Professor Shose Kessi, Acting Dean in the Humanities Faculty at the University of Cape Town (UCT), highlighted the link between art, representation and everyday consciousness at a recent lecture, titled “Towards a Decolonial Psychology: Defining and Confining Symbols of the Past”.
Her lecture was part of the University of Pretoria’s (UP) lecture series, “Curriculum Transformation Matters: The Decolonial Turn”. She explored how psychological resistance to colonial symbols through forms of participation and community-building can produce the conditions for restoring dignity and well-being as part of a decolonial imperative, allowing people to curate their own histories.
The Rhodes Must Fall campaign highlighted the importance of the latter. In 2015, students at UCT protested against the presence of the statue of Cecil John Rhodes on the University’s Upper Campus. For black students, Rhodes was the epitome of white supremacy, racism and misogyny, acting as a constant reminder of South Africa’s chequered colonial and apartheid past – an era in which black people’s humanity was not recognised.
At UCT the campaign prompted an interrogation of the artistic and cultural symbols at the institution. The Rhodes Must Fall campaign not only led to a shutdown of universities across the country, but also reverberated internationally – including in the United States, with its notorious history of slavery. Over the past few years statues of Confederate leaders around the United States have been removed from public spaces in Baltimore, New Orleans, Memphis, Dallas, Helena and Annapolis. These statues were seen as symbols of modern forms of white supremacy.
“A central feature of public art is its power to represent people and events in ways that convey stories. Stories of the past and the present, stories of who belongs and who does not, stories of what is valued and what is concealed. These representations of ‘us’ and ‘others’ are embedded in a history of slavery, colonisation and apartheid,” said Prof Kessi.
“Perhaps it is time that academics from all disciplines take seriously the role of art and artistic expression in making sense of the world. Intervening in the economic, health, and socio-political challenges that exist in vastly unequal societies as a result of coloniality necessitates an understanding of the affective experiences of such a context,” she added.

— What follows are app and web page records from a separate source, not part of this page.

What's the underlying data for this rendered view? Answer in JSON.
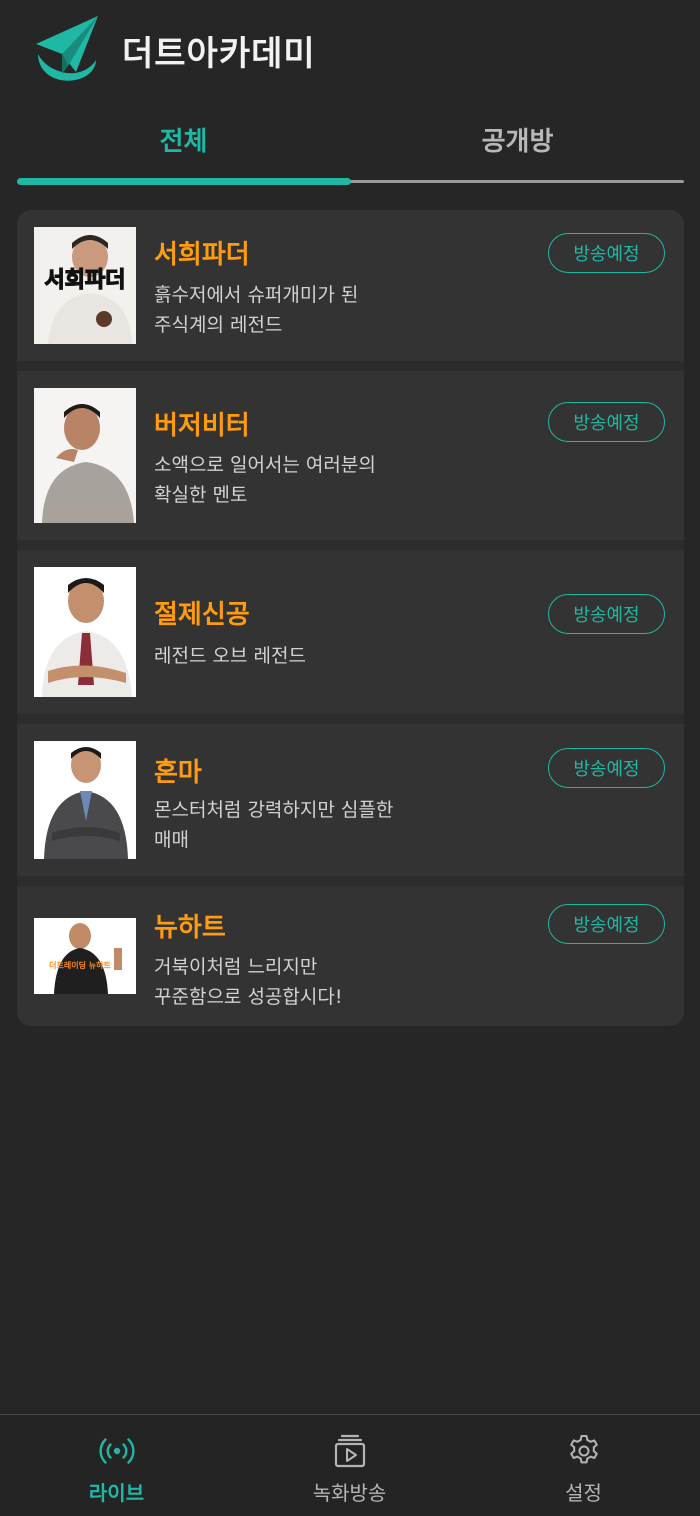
{
  "header": {
    "title": "더트아카데미",
    "logo_icon": "paper-plane-logo",
    "accent_color": "#1fb8a4"
  },
  "tabs": {
    "active_index": 0,
    "items": [
      {
        "label": "전체"
      },
      {
        "label": "공개방"
      }
    ]
  },
  "streamers": [
    {
      "name": "서희파더",
      "desc_lines": [
        "흙수저에서 슈퍼개미가 된",
        "주식계의 레전드"
      ],
      "status": "방송예정",
      "avatar_text": "서희파더"
    },
    {
      "name": "버저비터",
      "desc_lines": [
        "소액으로 일어서는 여러분의",
        "확실한 멘토"
      ],
      "status": "방송예정"
    },
    {
      "name": "절제신공",
      "desc_lines": [
        "레전드 오브 레전드"
      ],
      "status": "방송예정"
    },
    {
      "name": "혼마",
      "desc_lines": [
        "몬스터처럼 강력하지만 심플한",
        "매매"
      ],
      "status": "방송예정"
    },
    {
      "name": "뉴하트",
      "desc_lines": [
        "거북이처럼 느리지만",
        "꾸준함으로 성공합시다!"
      ],
      "status": "방송예정",
      "avatar_text": "더트레이딩 뉴하트"
    }
  ],
  "bottom_nav": {
    "active_index": 0,
    "items": [
      {
        "label": "라이브",
        "icon": "broadcast-icon"
      },
      {
        "label": "녹화방송",
        "icon": "video-library-icon"
      },
      {
        "label": "설정",
        "icon": "gear-icon"
      }
    ]
  },
  "colors": {
    "background": "#262626",
    "card": "#333333",
    "name": "#ff9b0f",
    "accent": "#1fb8a4"
  }
}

To gain insight into the experiences of black students at UCT, Prof Kessi and colleagues initiated a PhotoVoice campaign, a visual method in psychology that has been used with great success in studies of identity, representations, and social change. PhotoVoice is a participatory action research tool that engages groups and communities to tell stories about their lives through photography, explained Prof Kessi.
Black students were asked to capture their experiences on camera and to write a short essay on what the image/s meant to them, raising critical questions about the causes of their realities and finding practical and collective ways of changing their circumstances. In an exhibition of their photographs and essays these students were able to share their stories with others. The project demonstrated that art can be a conduit through which the psychological effects of our pasts can be explored and initiate engagement, said Prof Kessi.
Asked what a decolonised society looks like, she said although it is not yet clear, decoloniality can be used to help us define that ideal. “But it is not going to happen overnight, it is going to be a process that happens over time.”
UP Vice-Principal: Academic, Prof Norman Duncan, whose office hosted the lecture, said UP is currently engaged in a rigorous process to update and contextualise curricula across all faculties. The aim is to ensure that the University remains relevant and prepares students for the environments in which they will live and work. “But we can’t just go through the motions and tick the boxes. This is an intellectual enterprise in which we have to be fully engaged.
“Decolonisation and transformation starts with you,” said Prof Duncan. A practical example is to develop modules that reflect African knowledge and frameworks. “If your discipline doesn’t offer what you need to do that, go beyond your discipline or repurpose what has been inherited,” he concluded.